A state-funded needle exchange program in Brockton that had received the backing of Mayor Bill Carpenter is now under fire after officials learned that the program gives out syringes without receiving used needles in return. (The Enterprise)

A Falmouth physician suffering from advanced prostate cancer filed a lawsuit asserting a constitutional right to have his doctor give permission to prescribe a lethal dose of medicine so that he can avoid suffering a painful death. (Boston Globe)

A federal task force of experts says too many women stop breastfeeding too early and urged doctors, nurses, and other health professionals to do more to convince them to continue the practice for the first full year after birth. (Los Angeles Times)


An Orange Line train motor overheated at Back Bay Station and led passengers to break the windows of a train to escape the smoke build-up. (Boston Globe) Boston city councilors Michelle Wu and Josh Zakim jumped on social media to berate the T and call for more funding for the beleaguered system. (Boston Globe)

The MBTA has replaced most of its senior human resource officials after discovering that about 1 in 5 T employees had been incorrectly billed for health and retirement benefits. (Boston Globe)


The Access Northeast natural gas pipeline is on life support or maybe even dead after Connecticut drops plans to pursue more gas imports into the region. Connecticut backed off after the pipeline’s preferred financing mechanism was declared illegal in Massachusetts and New Hampshire. (CommonWealth)

Kitesurfers continue to be rebuffed by the Cape Cod National Seashore in their efforts to ease restrictions limiting the sport in Wellfleet because of piping plover nesting. (Cape Cod Times)


The Wynn casino in Everett sets June 3, 2019, as its opening date. (Boston Globe)


Former Dracut selectman Cathy Richardson admits to sufficient facts on five counts of animal cruelty. Her case, which derailed her chances for reelection, was continued without a finding for three years. (Eagle-Tribune)

The Bristol District Attorney has cleared an off-duty Plymouth County sheriff in the fatal shooting of a deranged Taunton man who went on a stabbing rampage and murdered two people, including a man who tried to stop him. (Taunton Gazette) The report points out the assailant had been discharged from a hospital hours earlier with no prescription for medication. (Boston Herald)


The New York Times is hosting an election night event and charging guests $250 apiece to attend. (Nieman Journalism Lab)

Fox News host Megyn Kelly is reportedly seeking a new contract worth $20 million a year. (Wall Street Journal)

Adam Davidson, who wrote an article for the New York Times Magazine entitled, “What happened to Worcester?returned to town to explain his thinking. The magazine article prompted a Download item in CommonWealth. Davidson now works for The New Yorker. (Telegram & Gazette)

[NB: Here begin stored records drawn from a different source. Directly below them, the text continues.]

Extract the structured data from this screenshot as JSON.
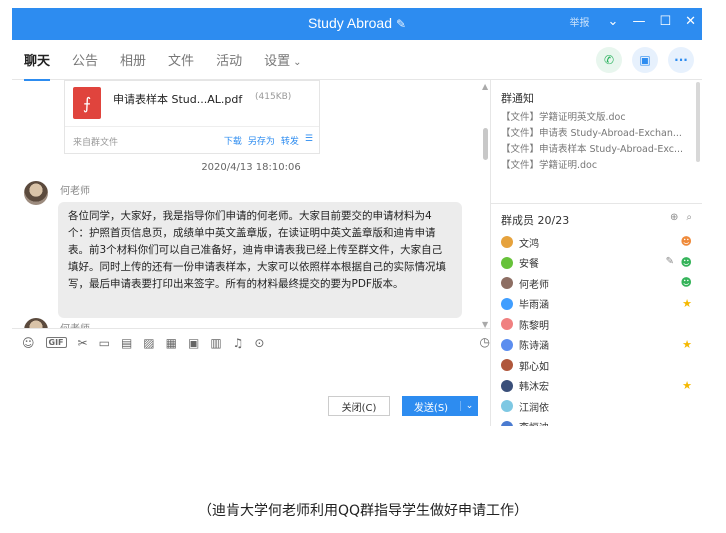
{
  "window": {
    "title": "Study Abroad",
    "mini_label": "举报",
    "accent": "#2d8cf0"
  },
  "tabs": [
    {
      "label": "聊天",
      "active": true
    },
    {
      "label": "公告"
    },
    {
      "label": "相册"
    },
    {
      "label": "文件"
    },
    {
      "label": "活动"
    },
    {
      "label": "设置"
    }
  ],
  "chat": {
    "file": {
      "name": "申请表样本 Stud...AL.pdf",
      "size": "(415KB)",
      "source": "来自群文件",
      "actions": [
        "下载",
        "另存为",
        "转发"
      ]
    },
    "timestamp": "2020/4/13 18:10:06",
    "messages": [
      {
        "sender": "何老师",
        "text": "各位同学，大家好，我是指导你们申请的何老师。大家目前要交的申请材料为4个：护照首页信息页，成绩单中英文盖章版，在读证明中英文盖章版和迪肯申请表。前3个材料你们可以自己准备好，迪肯申请表我已经上传至群文件，大家自己填好。同时上传的还有一份申请表样本，大家可以依照样本根据自己的实际情况填写，最后申请表要打印出来签字。所有的材料最终提交的要为PDF版本。"
      },
      {
        "sender": "何老师"
      }
    ]
  },
  "toolbar": {
    "gif_label": "GIF"
  },
  "input": {
    "close_label": "关闭(C)",
    "send_label": "发送(S)"
  },
  "notice": {
    "title": "群通知",
    "lines": [
      "【文件】学籍证明英文版.doc",
      "【文件】申请表 Study-Abroad-Exchan...",
      "【文件】申请表样本 Study-Abroad-Exc...",
      "【文件】学籍证明.doc"
    ]
  },
  "members": {
    "title": "群成员 20/23",
    "list": [
      {
        "name": "文鸿",
        "color": "#e6a23c",
        "badge": "owner"
      },
      {
        "name": "安餐",
        "color": "#67c23a",
        "badge": "admin"
      },
      {
        "name": "何老师",
        "color": "#8d6e63",
        "badge": "admin"
      },
      {
        "name": "毕雨涵",
        "color": "#409eff",
        "badge": "star"
      },
      {
        "name": "陈黎明",
        "color": "#f08080",
        "badge": ""
      },
      {
        "name": "陈诗涵",
        "color": "#5b8def",
        "badge": "star"
      },
      {
        "name": "郭心如",
        "color": "#b0573b",
        "badge": ""
      },
      {
        "name": "韩沐宏",
        "color": "#3a4f7a",
        "badge": "star"
      },
      {
        "name": "江润依",
        "color": "#7ec8e3",
        "badge": ""
      },
      {
        "name": "李恒迪",
        "color": "#4a7bd0",
        "badge": ""
      }
    ]
  },
  "caption": "（迪肯大学何老师利用QQ群指导学生做好申请工作）"
}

Dan Kennedy posits the proposed AT&T-Time Warner merger is the dawn of the new media age but that’s not necessarily a good thing. (WGBH)